Items from an interface collection
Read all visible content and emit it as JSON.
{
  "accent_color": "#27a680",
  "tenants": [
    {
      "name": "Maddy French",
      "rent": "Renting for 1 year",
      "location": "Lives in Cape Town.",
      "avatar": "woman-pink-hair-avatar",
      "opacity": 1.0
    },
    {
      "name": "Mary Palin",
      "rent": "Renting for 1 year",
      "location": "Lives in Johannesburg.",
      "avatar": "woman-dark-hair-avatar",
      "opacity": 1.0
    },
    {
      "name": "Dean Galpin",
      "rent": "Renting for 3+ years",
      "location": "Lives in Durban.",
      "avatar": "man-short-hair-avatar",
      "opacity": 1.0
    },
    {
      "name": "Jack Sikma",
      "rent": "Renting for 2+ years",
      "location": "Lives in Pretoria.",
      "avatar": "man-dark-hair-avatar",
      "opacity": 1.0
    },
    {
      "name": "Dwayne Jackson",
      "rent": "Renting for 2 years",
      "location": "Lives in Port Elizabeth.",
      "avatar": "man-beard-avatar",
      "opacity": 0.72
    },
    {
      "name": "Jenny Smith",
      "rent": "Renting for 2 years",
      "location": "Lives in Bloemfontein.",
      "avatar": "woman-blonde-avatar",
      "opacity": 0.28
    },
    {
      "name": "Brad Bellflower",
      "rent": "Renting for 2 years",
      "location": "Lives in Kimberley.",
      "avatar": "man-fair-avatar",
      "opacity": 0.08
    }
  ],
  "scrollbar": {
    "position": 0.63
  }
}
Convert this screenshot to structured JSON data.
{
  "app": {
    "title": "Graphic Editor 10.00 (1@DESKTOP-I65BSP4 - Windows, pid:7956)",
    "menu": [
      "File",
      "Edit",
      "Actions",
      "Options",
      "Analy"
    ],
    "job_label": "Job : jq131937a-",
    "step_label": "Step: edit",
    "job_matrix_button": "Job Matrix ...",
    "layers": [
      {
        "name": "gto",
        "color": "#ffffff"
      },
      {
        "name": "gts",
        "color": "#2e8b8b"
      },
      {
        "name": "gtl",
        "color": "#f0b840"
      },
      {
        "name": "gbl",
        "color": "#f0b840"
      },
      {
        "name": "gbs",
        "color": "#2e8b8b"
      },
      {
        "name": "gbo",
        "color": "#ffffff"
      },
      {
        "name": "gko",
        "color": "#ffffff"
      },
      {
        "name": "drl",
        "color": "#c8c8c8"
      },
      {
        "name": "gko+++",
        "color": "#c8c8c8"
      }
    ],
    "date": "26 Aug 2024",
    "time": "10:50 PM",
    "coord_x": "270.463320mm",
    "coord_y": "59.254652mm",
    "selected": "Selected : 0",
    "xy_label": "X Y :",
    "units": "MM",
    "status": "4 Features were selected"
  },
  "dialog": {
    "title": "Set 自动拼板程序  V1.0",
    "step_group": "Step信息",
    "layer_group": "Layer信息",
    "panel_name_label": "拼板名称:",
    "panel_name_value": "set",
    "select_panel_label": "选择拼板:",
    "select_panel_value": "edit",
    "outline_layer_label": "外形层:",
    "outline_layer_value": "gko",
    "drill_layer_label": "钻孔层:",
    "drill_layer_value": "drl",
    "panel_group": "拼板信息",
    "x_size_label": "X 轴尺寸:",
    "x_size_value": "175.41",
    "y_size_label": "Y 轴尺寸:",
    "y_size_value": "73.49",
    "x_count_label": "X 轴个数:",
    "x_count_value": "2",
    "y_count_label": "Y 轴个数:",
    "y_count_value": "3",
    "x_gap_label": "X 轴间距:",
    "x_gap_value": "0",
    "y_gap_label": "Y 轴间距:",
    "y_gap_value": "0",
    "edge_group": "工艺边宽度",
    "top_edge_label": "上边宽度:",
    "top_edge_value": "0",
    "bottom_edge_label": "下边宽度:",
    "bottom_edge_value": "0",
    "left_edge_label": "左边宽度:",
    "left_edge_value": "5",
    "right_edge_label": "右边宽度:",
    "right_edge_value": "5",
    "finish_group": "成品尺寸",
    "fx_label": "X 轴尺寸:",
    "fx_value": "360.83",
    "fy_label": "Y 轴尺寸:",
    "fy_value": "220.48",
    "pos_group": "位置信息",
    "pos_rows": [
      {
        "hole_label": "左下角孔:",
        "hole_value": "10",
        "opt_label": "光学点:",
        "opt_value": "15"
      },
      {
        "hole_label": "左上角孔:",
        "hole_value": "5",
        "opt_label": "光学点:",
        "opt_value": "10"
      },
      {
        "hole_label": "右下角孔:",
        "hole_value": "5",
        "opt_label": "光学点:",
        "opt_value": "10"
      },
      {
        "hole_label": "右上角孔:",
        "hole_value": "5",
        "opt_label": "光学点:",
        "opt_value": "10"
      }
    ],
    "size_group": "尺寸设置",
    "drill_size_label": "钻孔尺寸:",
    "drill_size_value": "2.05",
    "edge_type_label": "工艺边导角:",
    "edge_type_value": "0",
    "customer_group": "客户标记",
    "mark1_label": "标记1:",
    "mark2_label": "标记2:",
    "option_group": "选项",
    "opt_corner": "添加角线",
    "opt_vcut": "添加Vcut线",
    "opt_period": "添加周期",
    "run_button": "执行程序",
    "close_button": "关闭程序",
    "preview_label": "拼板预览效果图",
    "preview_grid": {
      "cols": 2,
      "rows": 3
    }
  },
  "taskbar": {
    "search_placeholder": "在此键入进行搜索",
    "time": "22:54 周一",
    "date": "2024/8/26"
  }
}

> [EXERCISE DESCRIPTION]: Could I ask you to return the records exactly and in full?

> [RESULT OF THE EXERCISE]:
Read all visible content and emit it as JSON.
{
  "accent_color": "#27a680",
  "tenants": [
    {
      "name": "Maddy French",
      "rent": "Renting for 1 year",
      "location": "Lives in Cape Town.",
      "avatar": "woman-pink-hair-avatar",
      "opacity": 1.0
    },
    {
      "name": "Mary Palin",
      "rent": "Renting for 1 year",
      "location": "Lives in Johannesburg.",
      "avatar": "woman-dark-hair-avatar",
      "opacity": 1.0
    },
    {
      "name": "Dean Galpin",
      "rent": "Renting for 3+ years",
      "location": "Lives in Durban.",
      "avatar": "man-short-hair-avatar",
      "opacity": 1.0
    },
    {
      "name": "Jack Sikma",
      "rent": "Renting for 2+ years",
      "location": "Lives in Pretoria.",
      "avatar": "man-dark-hair-avatar",
      "opacity": 1.0
    },
    {
      "name": "Dwayne Jackson",
      "rent": "Renting for 2 years",
      "location": "Lives in Port Elizabeth.",
      "avatar": "man-beard-avatar",
      "opacity": 0.72
    },
    {
      "name": "Jenny Smith",
      "rent": "Renting for 2 years",
      "location": "Lives in Bloemfontein.",
      "avatar": "woman-blonde-avatar",
      "opacity": 0.28
    },
    {
      "name": "Brad Bellflower",
      "rent": "Renting for 2 years",
      "location": "Lives in Kimberley.",
      "avatar": "man-fair-avatar",
      "opacity": 0.08
    }
  ],
  "scrollbar": {
    "position": 0.63
  }
}
Convert this screenshot to structured JSON data.
{
  "app": {
    "title": "Graphic Editor 10.00 (1@DESKTOP-I65BSP4 - Windows, pid:7956)",
    "menu": [
      "File",
      "Edit",
      "Actions",
      "Options",
      "Analy"
    ],
    "job_label": "Job : jq131937a-",
    "step_label": "Step: edit",
    "job_matrix_button": "Job Matrix ...",
    "layers": [
      {
        "name": "gto",
        "color": "#ffffff"
      },
      {
        "name": "gts",
        "color": "#2e8b8b"
      },
      {
        "name": "gtl",
        "color": "#f0b840"
      },
      {
        "name": "gbl",
        "color": "#f0b840"
      },
      {
        "name": "gbs",
        "color": "#2e8b8b"
      },
      {
        "name": "gbo",
        "color": "#ffffff"
      },
      {
        "name": "gko",
        "color": "#ffffff"
      },
      {
        "name": "drl",
        "color": "#c8c8c8"
      },
      {
        "name": "gko+++",
        "color": "#c8c8c8"
      }
    ],
    "date": "26 Aug 2024",
    "time": "10:50 PM",
    "coord_x": "270.463320mm",
    "coord_y": "59.254652mm",
    "selected": "Selected : 0",
    "xy_label": "X Y :",
    "units": "MM",
    "status": "4 Features were selected"
  },
  "dialog": {
    "title": "Set 自动拼板程序  V1.0",
    "step_group": "Step信息",
    "layer_group": "Layer信息",
    "panel_name_label": "拼板名称:",
    "panel_name_value": "set",
    "select_panel_label": "选择拼板:",
    "select_panel_value": "edit",
    "outline_layer_label": "外形层:",
    "outline_layer_value": "gko",
    "drill_layer_label": "钻孔层:",
    "drill_layer_value": "drl",
    "panel_group": "拼板信息",
    "x_size_label": "X 轴尺寸:",
    "x_size_value": "175.41",
    "y_size_label": "Y 轴尺寸:",
    "y_size_value": "73.49",
    "x_count_label": "X 轴个数:",
    "x_count_value": "2",
    "y_count_label": "Y 轴个数:",
    "y_count_value": "3",
    "x_gap_label": "X 轴间距:",
    "x_gap_value": "0",
    "y_gap_label": "Y 轴间距:",
    "y_gap_value": "0",
    "edge_group": "工艺边宽度",
    "top_edge_label": "上边宽度:",
    "top_edge_value": "0",
    "bottom_edge_label": "下边宽度:",
    "bottom_edge_value": "0",
    "left_edge_label": "左边宽度:",
    "left_edge_value": "5",
    "right_edge_label": "右边宽度:",
    "right_edge_value": "5",
    "finish_group": "成品尺寸",
    "fx_label": "X 轴尺寸:",
    "fx_value": "360.83",
    "fy_label": "Y 轴尺寸:",
    "fy_value": "220.48",
    "pos_group": "位置信息",
    "pos_rows": [
      {
        "hole_label": "左下角孔:",
        "hole_value": "10",
        "opt_label": "光学点:",
        "opt_value": "15"
      },
      {
        "hole_label": "左上角孔:",
        "hole_value": "5",
        "opt_label": "光学点:",
        "opt_value": "10"
      },
      {
        "hole_label": "右下角孔:",
        "hole_value": "5",
        "opt_label": "光学点:",
        "opt_value": "10"
      },
      {
        "hole_label": "右上角孔:",
        "hole_value": "5",
        "opt_label": "光学点:",
        "opt_value": "10"
      }
    ],
    "size_group": "尺寸设置",
    "drill_size_label": "钻孔尺寸:",
    "drill_size_value": "2.05",
    "edge_type_label": "工艺边导角:",
    "edge_type_value": "0",
    "customer_group": "客户标记",
    "mark1_label": "标记1:",
    "mark2_label": "标记2:",
    "option_group": "选项",
    "opt_corner": "添加角线",
    "opt_vcut": "添加Vcut线",
    "opt_period": "添加周期",
    "run_button": "执行程序",
    "close_button": "关闭程序",
    "preview_label": "拼板预览效果图",
    "preview_grid": {
      "cols": 2,
      "rows": 3
    }
  },
  "taskbar": {
    "search_placeholder": "在此键入进行搜索",
    "time": "22:54 周一",
    "date": "2024/8/26"
  }
}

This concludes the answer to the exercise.